According to sources, a law issued in June 2013 states that individuals who enter Syria illegally will face a fine of five to ten million SYP [approximately C$12,900 to C$25,800] (AFP 25 June 2013; UK 29 July 2019) and a prison sentence of one to five years (AFP 25 June 2013) or five to ten years (UK 29 July 2019). Further information, including enforcement of the law, could not be found among the sources consulted by the Research Directorate within the time constraints of this Response.

This Response was prepared after researching publicly accessible information currently available to the Research Directorate within time constraints. This Response is not, and does not purport to be, conclusive as to the merit of any particular claim for refugee protection. Please find below the list of sources consulted in researching this Information Request.

Notes

[1] The Danish Refugee Council (DRC) is an international humanitarian organization that assists refugees and internally displaced persons (DRC n.d.).

[2] Mercy Corps is an international team of humanitarians working to "alleviate suffering, poverty and oppression by helping people build secure, productive and just communities" (Mercy Corps n.d.).

References

Agence France-Presse (AFP). 25 June 2013. "Syria to Jail Anyone Entering Country Illegally: SANA." (Factiva) [Accessed 22 Aug. 2019]

Australia. 8 August 2019. Department of Foreign Affairs and Trade (DFAT). "Syria." [Accessed 22 Aug. 2019]

Australia. N.d. Embassy in Jordan. "Lodgement Procedures for Visa Applicants in Syria and Iraq ." [Accessed 30 Aug. 2019]

Canada. 22 August 2019. Travel.gc.ca. "Syria." [Accessed 30 Aug. 2019]

Damascus International Airport. N.d. "Procedures and Practical Informations ." [Accessed 22 Aug. 2019]

Danish Refugee Council (DRC) and Denmark. February 2019. Danish Immigration Service (DIS). Syria: Security Situation in Damascus Province and Issues Regarding Return to Syria . [Accessed 22 Aug. 2019]

Danish Refugee Council (DRC) and Denmark. August 2018. Danish Immigration Service (DIS). Syria: Security Situation in Damascus City and Yarmouk . [Accessed 22 Aug. 2019]

Danish Refugee Council (DRC). N.d. "About DRC ." [Accessed 22 Aug. 2019]

Elbadawi, Hanan. 3 April 2018. "The Second Exodus: Tracing the Footsteps of Palestinian Refugees in Syria ." Atlantic Council. [Accessed 30 Aug. 2019]

Enab Baladi. 24 July 2019. Murad Abdul Jalil, Ahmed Jamal and Dia Odeh. "Syria's Transit: Proactive Fees for Hindered Transit ." [Accessed 22 Aug. 2019]

India. N.d. Embassy of India in Damascus, Syria. "Syrian Visa, Customs, Foreign Exchange, and Other Rules and Regulations ." [Accessed 22 Aug. 2019]

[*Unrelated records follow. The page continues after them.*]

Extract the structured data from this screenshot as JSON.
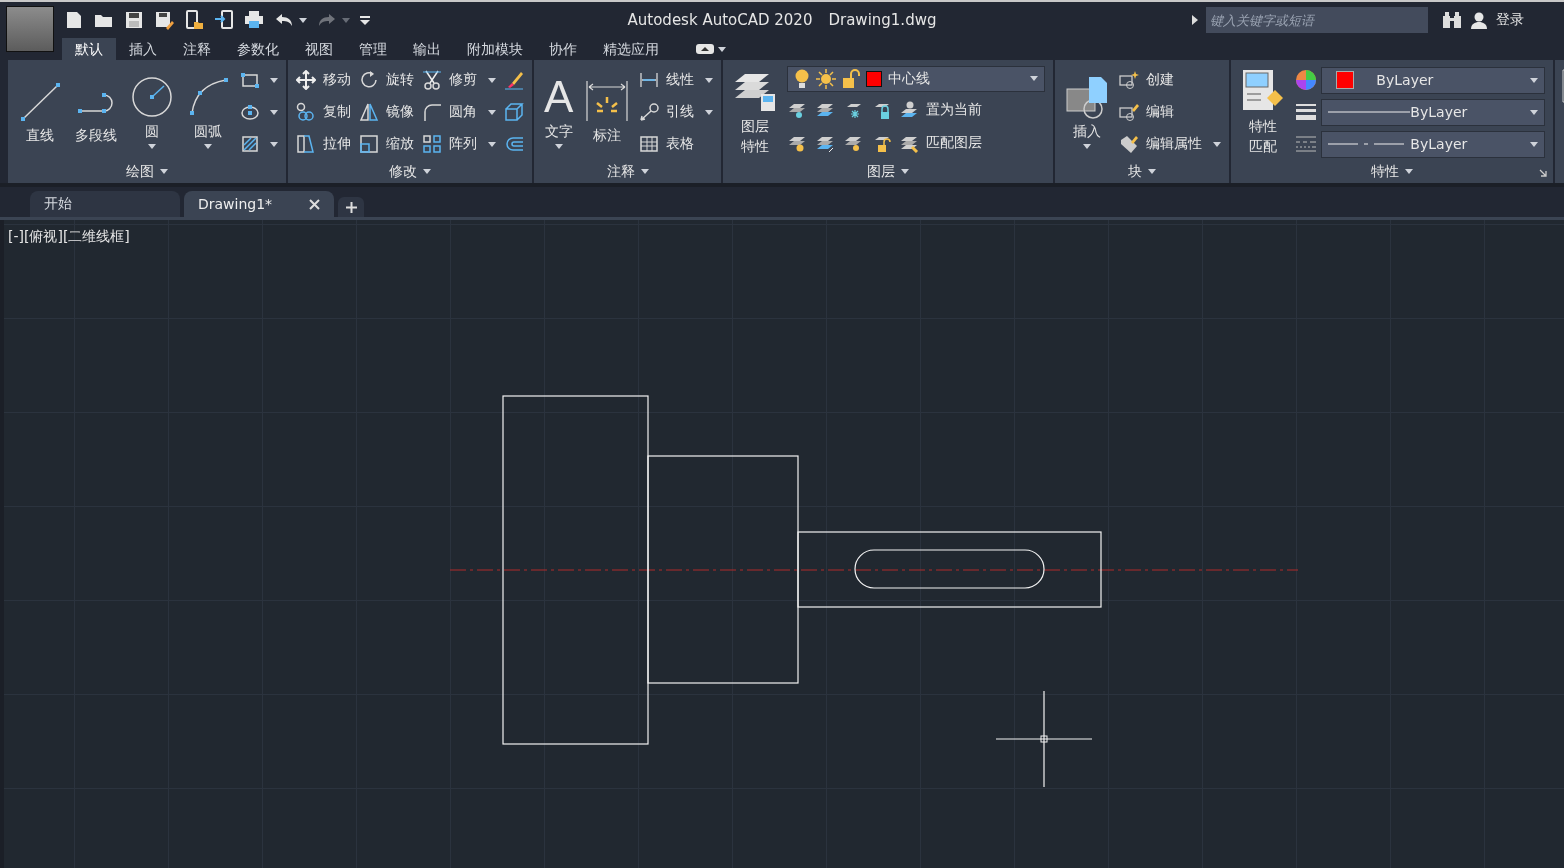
{
  "quick_access": [
    {
      "dropdown": false,
      "disabled": false
    },
    {
      "dropdown": false,
      "disabled": false
    },
    {
      "dropdown": false,
      "disabled": false
    },
    {
      "dropdown": false,
      "disabled": false
    },
    {
      "dropdown": false,
      "disabled": false
    },
    {
      "dropdown": false,
      "disabled": false
    },
    {
      "dropdown": false,
      "disabled": false
    },
    {
      "dropdown": true,
      "disabled": false
    },
    {
      "dropdown": true,
      "disabled": true
    }
  ],
  "title": {
    "app": "Autodesk AutoCAD 2020",
    "file": "Drawing1.dwg"
  },
  "search": {
    "placeholder": "键入关键字或短语"
  },
  "sign_in": "登录",
  "ribbon_tabs": [
    {
      "label": "默认",
      "selected": true
    },
    {
      "label": "插入",
      "selected": false
    },
    {
      "label": "注释",
      "selected": false
    },
    {
      "label": "参数化",
      "selected": false
    },
    {
      "label": "视图",
      "selected": false
    },
    {
      "label": "管理",
      "selected": false
    },
    {
      "label": "输出",
      "selected": false
    },
    {
      "label": "附加模块",
      "selected": false
    },
    {
      "label": "协作",
      "selected": false
    },
    {
      "label": "精选应用",
      "selected": false
    }
  ],
  "panels": [
    {
      "title": "绘图",
      "menu": true,
      "launcher": false,
      "columns": [
        {
          "items": [
            {
              "kind": "large",
              "label": "直线",
              "dropdown": false,
              "wrap": false
            }
          ]
        },
        {
          "items": [
            {
              "kind": "large",
              "label": "多段线",
              "dropdown": false,
              "wrap": false
            }
          ]
        },
        {
          "items": [
            {
              "kind": "large",
              "label": "圆",
              "dropdown": true,
              "wrap": false
            }
          ]
        },
        {
          "items": [
            {
              "kind": "large",
              "label": "圆弧",
              "dropdown": true,
              "wrap": false
            }
          ]
        },
        {
          "items": [
            {
              "kind": "icon",
              "dropdown": true
            },
            {
              "kind": "icon",
              "dropdown": true
            },
            {
              "kind": "icon",
              "dropdown": true
            }
          ]
        }
      ]
    },
    {
      "title": "修改",
      "menu": true,
      "launcher": false,
      "columns": [
        {
          "items": [
            {
              "kind": "small",
              "label": "移动",
              "dropdown": false
            },
            {
              "kind": "small",
              "label": "复制",
              "dropdown": false
            },
            {
              "kind": "small",
              "label": "拉伸",
              "dropdown": false
            }
          ]
        },
        {
          "items": [
            {
              "kind": "small",
              "label": "旋转",
              "dropdown": false
            },
            {
              "kind": "small",
              "label": "镜像",
              "dropdown": false
            },
            {
              "kind": "small",
              "label": "缩放",
              "dropdown": false
            }
          ]
        },
        {
          "items": [
            {
              "kind": "small",
              "label": "修剪",
              "dropdown": true
            },
            {
              "kind": "small",
              "label": "圆角",
              "dropdown": true
            },
            {
              "kind": "small",
              "label": "阵列",
              "dropdown": true
            }
          ]
        },
        {
          "items": [
            {
              "kind": "icon",
              "dropdown": false
            },
            {
              "kind": "icon",
              "dropdown": false
            },
            {
              "kind": "icon",
              "dropdown": false
            }
          ]
        }
      ]
    },
    {
      "title": "注释",
      "menu": true,
      "launcher": false,
      "columns": [
        {
          "items": [
            {
              "kind": "large",
              "label": "文字",
              "glyph": "A",
              "dropdown": true,
              "wrap": false
            }
          ]
        },
        {
          "items": [
            {
              "kind": "large",
              "label": "标注",
              "dropdown": false,
              "wrap": false
            }
          ]
        },
        {
          "items": [
            {
              "kind": "small",
              "label": "线性",
              "dropdown": true
            },
            {
              "kind": "small",
              "label": "引线",
              "dropdown": true
            },
            {
              "kind": "small",
              "label": "表格",
              "dropdown": false
            }
          ]
        }
      ]
    },
    {
      "title": "图层",
      "menu": true,
      "launcher": false,
      "columns": [
        {
          "items": [
            {
              "kind": "large",
              "label": "图层特性",
              "dropdown": false,
              "wrap": true
            }
          ]
        },
        {
          "items": [
            {
              "kind": "layer_select",
              "label": "中心线",
              "color": "#ff0000"
            },
            {
              "kind": "row",
              "items": [
                {
                  "kind": "icon",
                  "dropdown": false
                },
                {
                  "kind": "icon",
                  "dropdown": false
                },
                {
                  "kind": "icon",
                  "dropdown": false
                },
                {
                  "kind": "icon",
                  "dropdown": false
                },
                {
                  "kind": "small",
                  "label": "置为当前",
                  "dropdown": false
                }
              ]
            },
            {
              "kind": "row",
              "items": [
                {
                  "kind": "icon",
                  "dropdown": false
                },
                {
                  "kind": "icon",
                  "dropdown": false
                },
                {
                  "kind": "icon",
                  "dropdown": false
                },
                {
                  "kind": "icon",
                  "dropdown": false
                },
                {
                  "kind": "small",
                  "label": "匹配图层",
                  "dropdown": false
                }
              ]
            }
          ]
        }
      ]
    },
    {
      "title": "块",
      "menu": true,
      "launcher": false,
      "columns": [
        {
          "items": [
            {
              "kind": "large",
              "label": "插入",
              "dropdown": true,
              "wrap": false
            }
          ]
        },
        {
          "items": [
            {
              "kind": "small",
              "label": "创建",
              "dropdown": false
            },
            {
              "kind": "small",
              "label": "编辑",
              "dropdown": false
            },
            {
              "kind": "small",
              "label": "编辑属性",
              "dropdown": true
            }
          ]
        }
      ]
    },
    {
      "title": "特性",
      "menu": true,
      "launcher": true,
      "columns": [
        {
          "items": [
            {
              "kind": "large",
              "label": "特性匹配",
              "dropdown": false,
              "wrap": true
            }
          ]
        },
        {
          "items": [
            {
              "kind": "color_select",
              "color": "#ff0000",
              "label": "ByLayer"
            },
            {
              "kind": "lineweight_select",
              "label": "ByLayer"
            },
            {
              "kind": "linetype_select",
              "label": "ByLayer"
            }
          ]
        }
      ]
    }
  ],
  "doc_tabs": [
    {
      "label": "开始",
      "selected": false,
      "closable": false
    },
    {
      "label": "Drawing1*",
      "selected": true,
      "closable": true
    }
  ],
  "viewport_label": "[-][俯视][二维线框]"
}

Mercy Corps. N.d. "About Us." [Accessed 22 Aug. 2019]

Soviet Tours. 21 August 2019. Correspondence from the Director to the Research Directorate.

Syria. 3 September 2019. Correspondence from the Honorary Consul in British Columbia to the Research Directorate.

Syria. N.d. Ministry of Tourism. "Information About Visa ." [Accessed 22 Aug. 2019]

United Kingdom (UK). 29 July 2019. "Foreign Travel Advice: Syria ." [Accessed 22 Aug. 2019]

United States (US). 24 June 2019. Department of State, Bureau of Consular Affairs. "Syria." [Accessed 30 Aug. 2019]

Additional Sources Consulted

Oral sources:Cham Wings Airlines; Damascus International Airport; Danish Refugee Council; Lupine Travel; Nahas Travel and Tourism; Petra Nights Tours; Syria – embassies in Brussels and Prague.

Internet sites, including:Al Arabiya; Al Jazeera; Asia Times; Cham Wings Airlines; Human Rights Watch; International Air Transport Association; Middle East Monitor; Reuters; Syria – Civil Aviation Authority; Syrian Arab Airlines; Syrian Arab News Agency; The Syrian Observatory for Human Rights; UN – International Civil Aviation Organization, International Organization for Migration, Refworld, UNHCR, World Food Programme.